What is needed: Return each line below holding the string "intro".

(Data extracted from a collection)
>>>>>
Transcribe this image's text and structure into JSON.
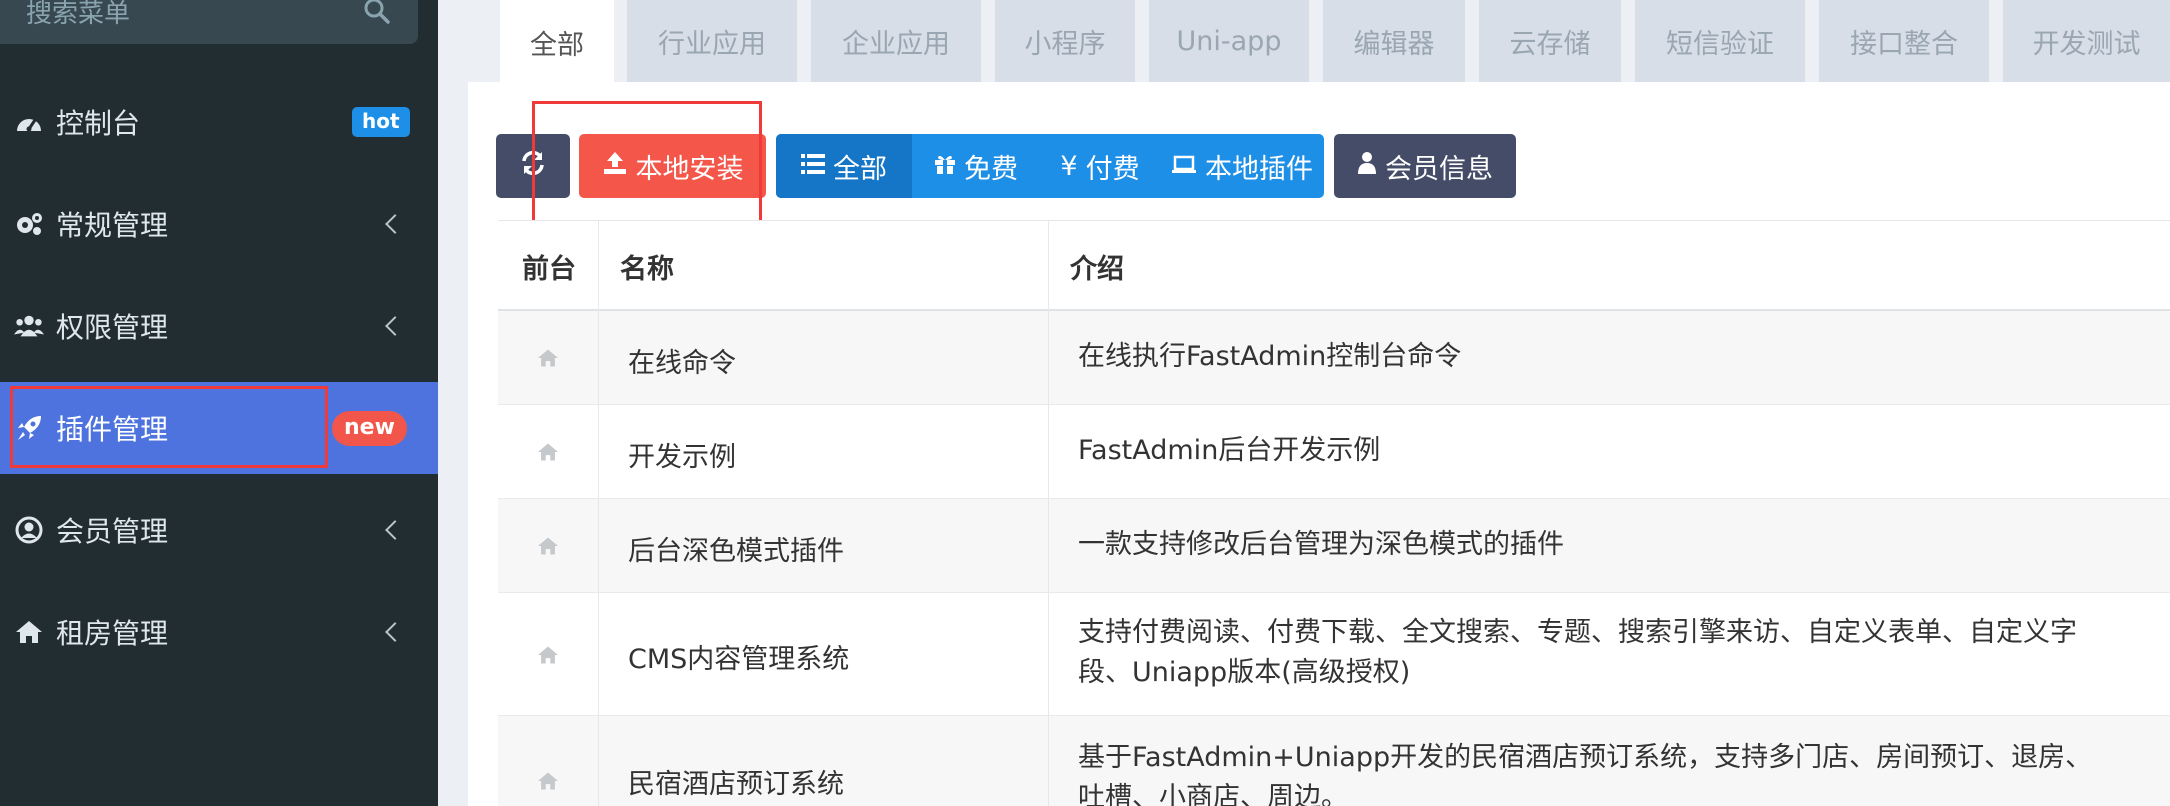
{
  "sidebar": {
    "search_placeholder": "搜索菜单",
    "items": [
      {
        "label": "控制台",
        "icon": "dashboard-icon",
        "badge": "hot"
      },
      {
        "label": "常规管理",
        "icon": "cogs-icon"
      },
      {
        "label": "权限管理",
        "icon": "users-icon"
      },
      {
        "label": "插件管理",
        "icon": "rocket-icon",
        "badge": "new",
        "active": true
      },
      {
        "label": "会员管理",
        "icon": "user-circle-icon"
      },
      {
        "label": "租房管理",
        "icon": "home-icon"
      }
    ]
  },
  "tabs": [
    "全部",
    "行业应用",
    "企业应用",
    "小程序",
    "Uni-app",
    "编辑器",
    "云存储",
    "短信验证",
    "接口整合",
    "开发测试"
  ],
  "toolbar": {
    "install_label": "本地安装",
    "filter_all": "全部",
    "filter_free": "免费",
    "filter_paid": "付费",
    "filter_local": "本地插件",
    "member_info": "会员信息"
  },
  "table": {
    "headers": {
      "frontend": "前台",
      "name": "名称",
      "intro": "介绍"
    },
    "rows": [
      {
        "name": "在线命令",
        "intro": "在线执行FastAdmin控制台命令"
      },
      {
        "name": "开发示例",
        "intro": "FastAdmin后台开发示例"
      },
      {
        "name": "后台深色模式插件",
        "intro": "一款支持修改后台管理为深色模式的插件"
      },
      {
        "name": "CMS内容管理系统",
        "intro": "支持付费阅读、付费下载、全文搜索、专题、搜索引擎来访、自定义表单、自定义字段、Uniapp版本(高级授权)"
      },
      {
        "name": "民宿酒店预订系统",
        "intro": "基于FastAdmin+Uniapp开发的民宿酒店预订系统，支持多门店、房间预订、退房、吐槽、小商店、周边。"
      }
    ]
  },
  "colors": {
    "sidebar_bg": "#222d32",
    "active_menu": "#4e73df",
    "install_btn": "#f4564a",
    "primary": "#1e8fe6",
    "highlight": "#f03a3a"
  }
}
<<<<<
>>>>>
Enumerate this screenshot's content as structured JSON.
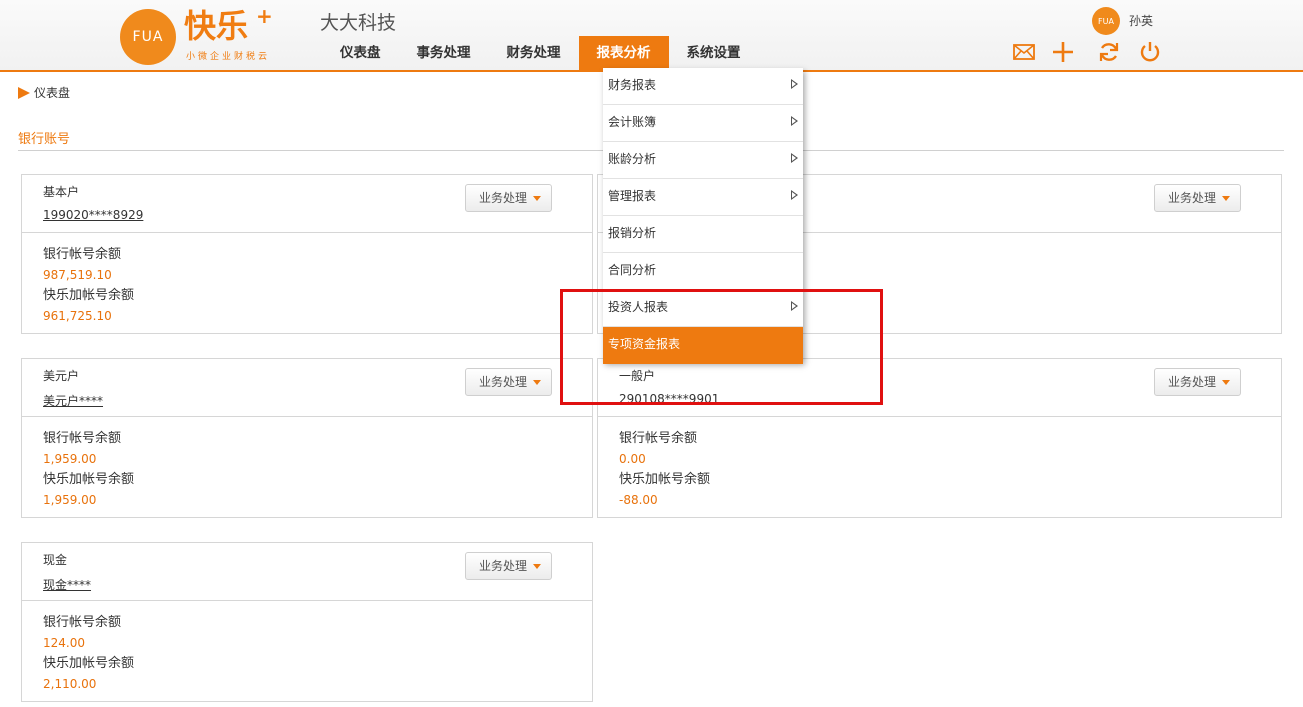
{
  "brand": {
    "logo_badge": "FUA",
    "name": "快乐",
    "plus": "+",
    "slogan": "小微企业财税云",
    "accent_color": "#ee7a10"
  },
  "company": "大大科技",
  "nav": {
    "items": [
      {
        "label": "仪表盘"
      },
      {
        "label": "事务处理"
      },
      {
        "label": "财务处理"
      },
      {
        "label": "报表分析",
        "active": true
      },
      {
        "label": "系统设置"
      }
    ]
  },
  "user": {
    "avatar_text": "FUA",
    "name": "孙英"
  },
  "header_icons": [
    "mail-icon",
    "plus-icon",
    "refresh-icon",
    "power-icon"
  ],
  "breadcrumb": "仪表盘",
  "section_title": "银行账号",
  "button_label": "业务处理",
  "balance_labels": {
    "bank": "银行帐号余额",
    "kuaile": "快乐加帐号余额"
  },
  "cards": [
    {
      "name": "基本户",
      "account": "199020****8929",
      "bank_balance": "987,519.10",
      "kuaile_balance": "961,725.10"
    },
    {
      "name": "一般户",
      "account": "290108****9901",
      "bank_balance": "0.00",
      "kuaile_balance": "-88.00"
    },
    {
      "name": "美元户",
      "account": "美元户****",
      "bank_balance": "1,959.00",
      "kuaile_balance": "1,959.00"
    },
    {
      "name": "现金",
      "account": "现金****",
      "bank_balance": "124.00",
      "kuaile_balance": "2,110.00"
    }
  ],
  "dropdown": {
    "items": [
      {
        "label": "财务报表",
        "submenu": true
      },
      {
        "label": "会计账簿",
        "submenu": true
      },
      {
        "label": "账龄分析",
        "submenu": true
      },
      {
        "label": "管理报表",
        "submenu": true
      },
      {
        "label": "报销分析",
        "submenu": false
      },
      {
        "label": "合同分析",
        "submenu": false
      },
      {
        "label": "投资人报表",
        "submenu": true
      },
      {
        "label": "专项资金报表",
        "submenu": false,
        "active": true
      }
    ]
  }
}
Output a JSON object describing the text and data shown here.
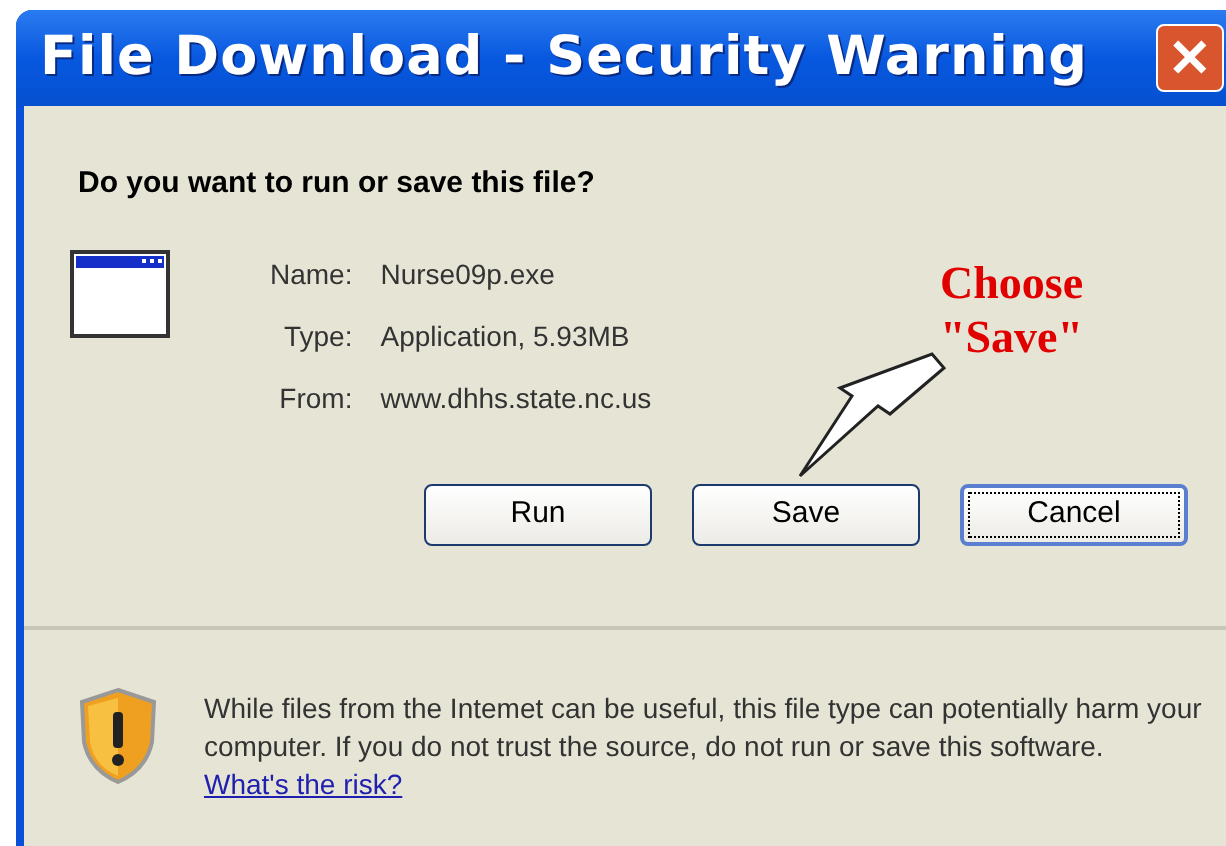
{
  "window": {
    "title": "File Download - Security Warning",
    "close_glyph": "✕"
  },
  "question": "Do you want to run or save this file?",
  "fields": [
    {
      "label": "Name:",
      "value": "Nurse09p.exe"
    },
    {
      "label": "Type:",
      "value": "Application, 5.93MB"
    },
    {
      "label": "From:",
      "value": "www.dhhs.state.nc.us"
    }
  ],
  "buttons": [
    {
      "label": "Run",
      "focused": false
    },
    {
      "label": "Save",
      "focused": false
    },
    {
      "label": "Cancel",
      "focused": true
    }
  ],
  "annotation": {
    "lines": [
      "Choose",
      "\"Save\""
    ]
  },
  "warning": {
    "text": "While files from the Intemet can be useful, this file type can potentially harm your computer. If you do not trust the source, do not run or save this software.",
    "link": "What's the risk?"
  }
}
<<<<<
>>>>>
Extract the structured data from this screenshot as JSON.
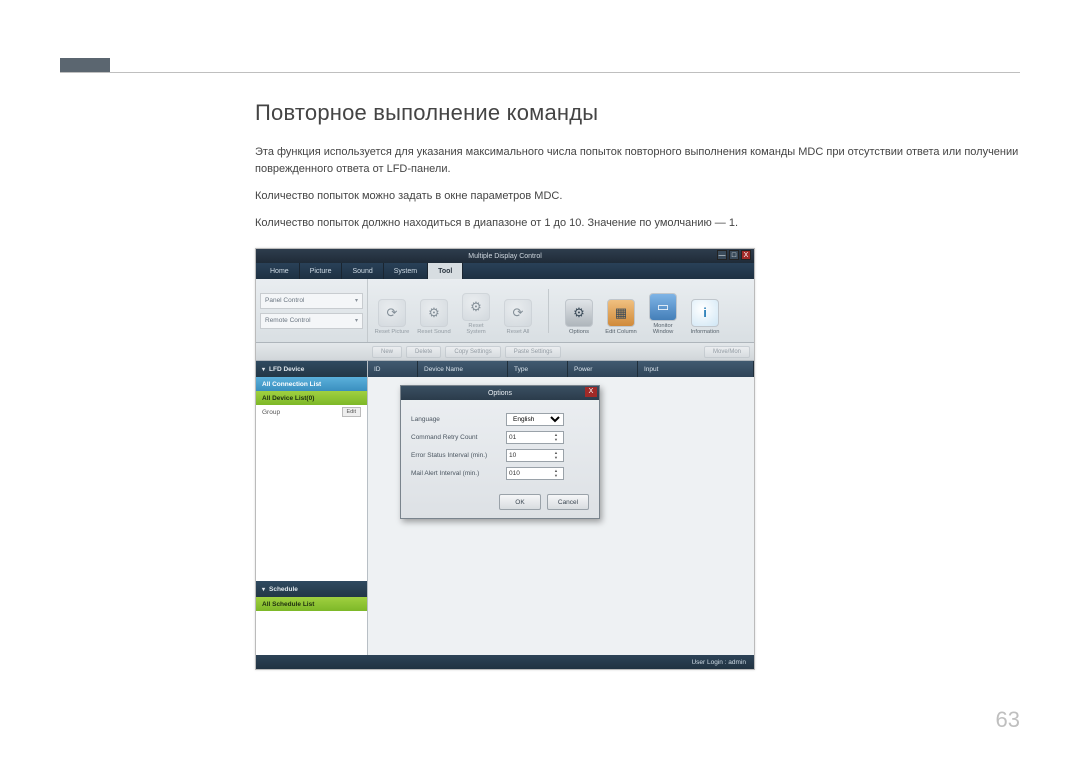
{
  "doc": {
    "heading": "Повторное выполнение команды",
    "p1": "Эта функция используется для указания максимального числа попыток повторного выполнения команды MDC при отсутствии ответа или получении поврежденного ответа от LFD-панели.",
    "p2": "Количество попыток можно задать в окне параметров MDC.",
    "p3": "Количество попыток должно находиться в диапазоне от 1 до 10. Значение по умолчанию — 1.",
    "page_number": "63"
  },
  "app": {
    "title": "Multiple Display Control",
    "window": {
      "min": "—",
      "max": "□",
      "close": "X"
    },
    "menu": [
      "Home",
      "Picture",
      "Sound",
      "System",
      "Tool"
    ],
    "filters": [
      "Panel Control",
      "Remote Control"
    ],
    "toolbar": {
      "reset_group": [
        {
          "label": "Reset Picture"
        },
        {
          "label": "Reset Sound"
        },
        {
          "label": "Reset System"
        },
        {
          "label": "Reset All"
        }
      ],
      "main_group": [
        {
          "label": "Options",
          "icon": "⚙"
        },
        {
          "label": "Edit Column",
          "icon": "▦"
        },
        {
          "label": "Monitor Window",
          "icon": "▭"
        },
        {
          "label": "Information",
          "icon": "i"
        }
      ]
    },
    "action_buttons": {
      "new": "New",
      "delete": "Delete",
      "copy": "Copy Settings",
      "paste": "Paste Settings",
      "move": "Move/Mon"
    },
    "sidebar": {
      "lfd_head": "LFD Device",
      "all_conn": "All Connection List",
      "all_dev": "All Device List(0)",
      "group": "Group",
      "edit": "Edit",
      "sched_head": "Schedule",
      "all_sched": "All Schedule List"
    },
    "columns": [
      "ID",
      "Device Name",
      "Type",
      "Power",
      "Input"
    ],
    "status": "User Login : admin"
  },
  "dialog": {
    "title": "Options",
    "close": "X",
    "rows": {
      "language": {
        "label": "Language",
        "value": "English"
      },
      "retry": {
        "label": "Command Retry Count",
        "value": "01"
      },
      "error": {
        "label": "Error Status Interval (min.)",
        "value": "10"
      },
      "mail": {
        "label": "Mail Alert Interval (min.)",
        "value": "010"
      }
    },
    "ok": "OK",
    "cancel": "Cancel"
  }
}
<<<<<
Answer to the problem:
      "intro": "介绍"
        "intro": "在线执行FastAdmin控制台命令"
        "intro": "FastAdmin后台开发示例"
        "intro": "一款支持修改后台管理为深色模式的插件"
        "intro": "支持付费阅读、付费下载、全文搜索、专题、搜索引擎来访、自定义表单、自定义字段、Uniapp版本(高级授权)"
        "intro": "基于FastAdmin+Uniapp开发的民宿酒店预订系统，支持多门店、房间预订、退房、吐槽、小商店、周边。"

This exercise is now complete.